[Required action]
Your answer should consist only of the lines from the line containing "Give me the" through the last line below, each repeated exactly.

[Data provided]

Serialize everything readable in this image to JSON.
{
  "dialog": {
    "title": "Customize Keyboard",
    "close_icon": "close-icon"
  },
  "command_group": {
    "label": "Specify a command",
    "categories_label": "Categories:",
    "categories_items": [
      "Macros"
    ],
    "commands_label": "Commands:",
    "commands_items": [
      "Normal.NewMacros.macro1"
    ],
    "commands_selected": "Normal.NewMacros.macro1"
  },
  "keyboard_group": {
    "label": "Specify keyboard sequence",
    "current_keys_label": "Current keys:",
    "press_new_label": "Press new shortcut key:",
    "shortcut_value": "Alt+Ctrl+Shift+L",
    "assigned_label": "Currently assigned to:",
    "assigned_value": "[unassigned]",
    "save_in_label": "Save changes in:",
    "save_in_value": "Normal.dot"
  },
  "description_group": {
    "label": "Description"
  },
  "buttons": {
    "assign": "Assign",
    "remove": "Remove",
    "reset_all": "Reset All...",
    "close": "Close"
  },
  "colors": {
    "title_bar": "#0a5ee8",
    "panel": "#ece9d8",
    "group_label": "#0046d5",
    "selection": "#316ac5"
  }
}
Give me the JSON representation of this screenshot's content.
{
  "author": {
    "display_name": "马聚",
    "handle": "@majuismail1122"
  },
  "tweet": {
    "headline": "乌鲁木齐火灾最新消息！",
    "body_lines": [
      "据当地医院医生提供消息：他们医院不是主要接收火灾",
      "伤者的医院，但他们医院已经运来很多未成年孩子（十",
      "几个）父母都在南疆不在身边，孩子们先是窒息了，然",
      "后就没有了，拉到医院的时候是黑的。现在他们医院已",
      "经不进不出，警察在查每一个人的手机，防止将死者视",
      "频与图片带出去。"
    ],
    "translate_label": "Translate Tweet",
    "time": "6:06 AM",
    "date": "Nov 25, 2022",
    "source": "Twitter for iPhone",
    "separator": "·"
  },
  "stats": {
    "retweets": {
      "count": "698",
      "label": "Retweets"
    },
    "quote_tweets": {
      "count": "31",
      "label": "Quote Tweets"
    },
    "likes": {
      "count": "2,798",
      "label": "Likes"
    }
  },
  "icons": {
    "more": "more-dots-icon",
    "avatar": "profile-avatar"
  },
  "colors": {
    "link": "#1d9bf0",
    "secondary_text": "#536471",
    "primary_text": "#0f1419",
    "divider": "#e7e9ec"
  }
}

[Exercise answer]
Give me the JSON representation of this screenshot's content.
{
  "author": {
    "display_name": "马聚",
    "handle": "@majuismail1122"
  },
  "tweet": {
    "headline": "乌鲁木齐火灾最新消息！",
    "body_lines": [
      "据当地医院医生提供消息：他们医院不是主要接收火灾",
      "伤者的医院，但他们医院已经运来很多未成年孩子（十",
      "几个）父母都在南疆不在身边，孩子们先是窒息了，然",
      "后就没有了，拉到医院的时候是黑的。现在他们医院已",
      "经不进不出，警察在查每一个人的手机，防止将死者视",
      "频与图片带出去。"
    ],
    "translate_label": "Translate Tweet",
    "time": "6:06 AM",
    "date": "Nov 25, 2022",
    "source": "Twitter for iPhone",
    "separator": "·"
  },
  "stats": {
    "retweets": {
      "count": "698",
      "label": "Retweets"
    },
    "quote_tweets": {
      "count": "31",
      "label": "Quote Tweets"
    },
    "likes": {
      "count": "2,798",
      "label": "Likes"
    }
  },
  "icons": {
    "more": "more-dots-icon",
    "avatar": "profile-avatar"
  },
  "colors": {
    "link": "#1d9bf0",
    "secondary_text": "#536471",
    "primary_text": "#0f1419",
    "divider": "#e7e9ec"
  }
}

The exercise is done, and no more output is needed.